Extracted records
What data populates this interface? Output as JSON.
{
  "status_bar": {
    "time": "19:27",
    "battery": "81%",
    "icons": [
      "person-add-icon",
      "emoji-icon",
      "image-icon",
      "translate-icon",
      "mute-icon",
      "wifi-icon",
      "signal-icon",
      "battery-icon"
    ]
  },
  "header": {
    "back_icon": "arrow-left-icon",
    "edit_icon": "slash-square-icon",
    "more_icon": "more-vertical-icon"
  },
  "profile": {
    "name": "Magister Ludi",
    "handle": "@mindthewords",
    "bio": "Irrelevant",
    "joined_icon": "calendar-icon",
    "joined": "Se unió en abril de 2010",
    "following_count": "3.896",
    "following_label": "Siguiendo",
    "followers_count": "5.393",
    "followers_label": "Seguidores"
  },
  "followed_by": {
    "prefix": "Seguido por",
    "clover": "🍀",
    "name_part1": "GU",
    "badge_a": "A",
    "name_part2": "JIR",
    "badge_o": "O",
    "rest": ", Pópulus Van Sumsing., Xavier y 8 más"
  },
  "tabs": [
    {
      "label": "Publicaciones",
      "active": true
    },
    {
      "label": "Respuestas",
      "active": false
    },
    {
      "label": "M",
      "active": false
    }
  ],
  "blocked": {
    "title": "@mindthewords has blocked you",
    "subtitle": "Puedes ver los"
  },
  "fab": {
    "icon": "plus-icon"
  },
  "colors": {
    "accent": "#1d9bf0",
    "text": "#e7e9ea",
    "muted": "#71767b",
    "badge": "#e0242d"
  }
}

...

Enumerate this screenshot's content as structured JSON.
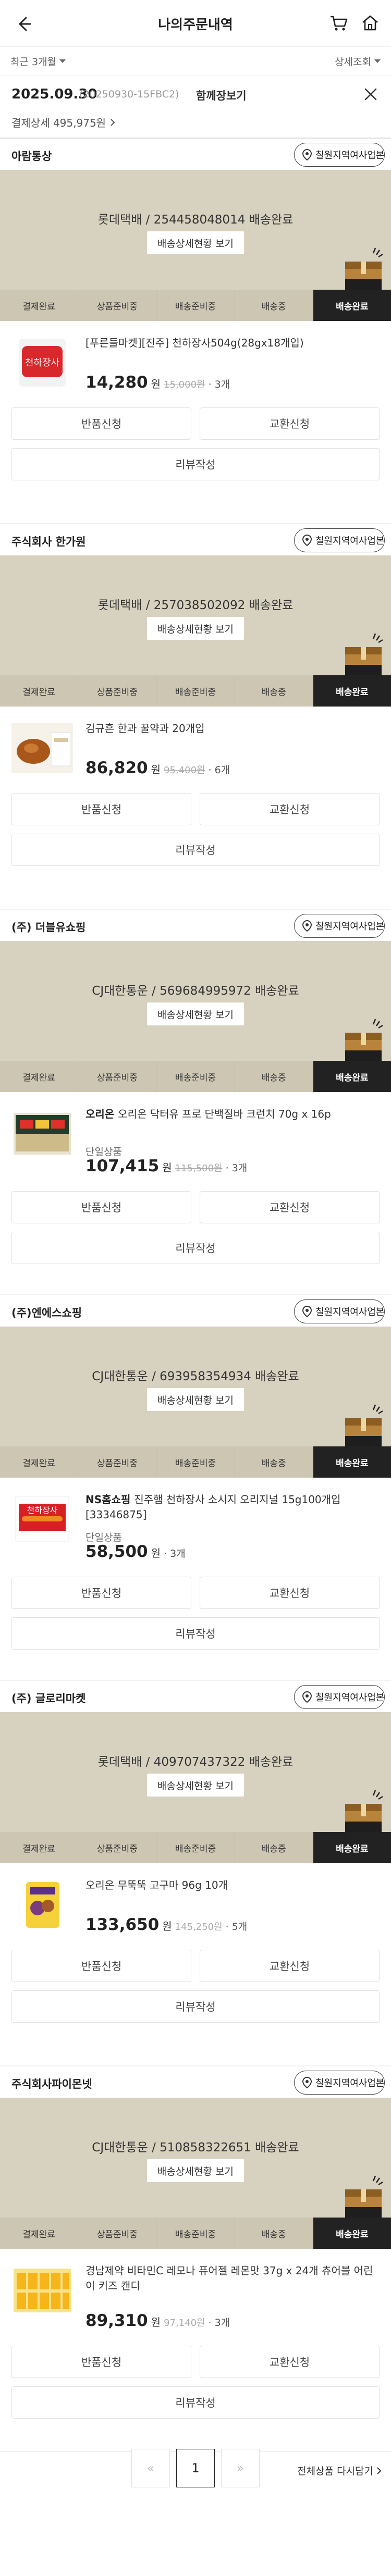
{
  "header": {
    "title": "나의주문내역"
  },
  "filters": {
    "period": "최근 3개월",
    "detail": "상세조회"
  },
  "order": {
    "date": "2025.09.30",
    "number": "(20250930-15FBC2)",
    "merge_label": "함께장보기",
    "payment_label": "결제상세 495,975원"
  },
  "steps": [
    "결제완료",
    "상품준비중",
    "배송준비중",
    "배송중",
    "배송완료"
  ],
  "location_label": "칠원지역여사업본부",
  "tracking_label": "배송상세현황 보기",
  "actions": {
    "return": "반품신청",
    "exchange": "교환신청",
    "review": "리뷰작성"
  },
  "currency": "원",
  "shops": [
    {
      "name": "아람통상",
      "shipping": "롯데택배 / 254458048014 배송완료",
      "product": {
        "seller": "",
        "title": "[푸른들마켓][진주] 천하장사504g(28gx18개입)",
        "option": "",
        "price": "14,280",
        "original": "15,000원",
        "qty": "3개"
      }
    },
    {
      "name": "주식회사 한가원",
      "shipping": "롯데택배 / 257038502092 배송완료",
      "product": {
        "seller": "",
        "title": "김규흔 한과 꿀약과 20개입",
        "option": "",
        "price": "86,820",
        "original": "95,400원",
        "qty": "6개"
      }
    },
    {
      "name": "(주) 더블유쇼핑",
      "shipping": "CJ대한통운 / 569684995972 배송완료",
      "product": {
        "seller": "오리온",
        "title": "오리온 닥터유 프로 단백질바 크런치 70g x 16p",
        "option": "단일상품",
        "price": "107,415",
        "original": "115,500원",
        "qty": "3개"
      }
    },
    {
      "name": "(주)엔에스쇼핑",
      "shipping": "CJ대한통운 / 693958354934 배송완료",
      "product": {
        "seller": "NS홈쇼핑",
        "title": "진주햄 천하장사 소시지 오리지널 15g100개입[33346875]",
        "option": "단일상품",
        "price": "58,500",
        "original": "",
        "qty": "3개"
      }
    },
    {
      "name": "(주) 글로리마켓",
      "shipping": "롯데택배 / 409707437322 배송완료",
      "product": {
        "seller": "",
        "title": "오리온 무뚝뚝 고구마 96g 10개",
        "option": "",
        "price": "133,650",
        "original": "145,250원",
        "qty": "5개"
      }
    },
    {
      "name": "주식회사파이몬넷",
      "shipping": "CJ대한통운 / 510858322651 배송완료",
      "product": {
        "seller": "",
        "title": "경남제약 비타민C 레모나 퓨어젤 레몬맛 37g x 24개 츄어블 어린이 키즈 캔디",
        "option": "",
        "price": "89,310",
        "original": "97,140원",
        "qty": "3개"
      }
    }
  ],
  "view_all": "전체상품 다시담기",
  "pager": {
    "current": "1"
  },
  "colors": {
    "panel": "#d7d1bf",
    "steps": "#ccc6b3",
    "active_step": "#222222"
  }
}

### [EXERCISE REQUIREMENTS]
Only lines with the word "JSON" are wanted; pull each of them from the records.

### [TASK OUTPUT]
What data populates this interface? Output as JSON.
Enumerate this screenshot's content as structured JSON.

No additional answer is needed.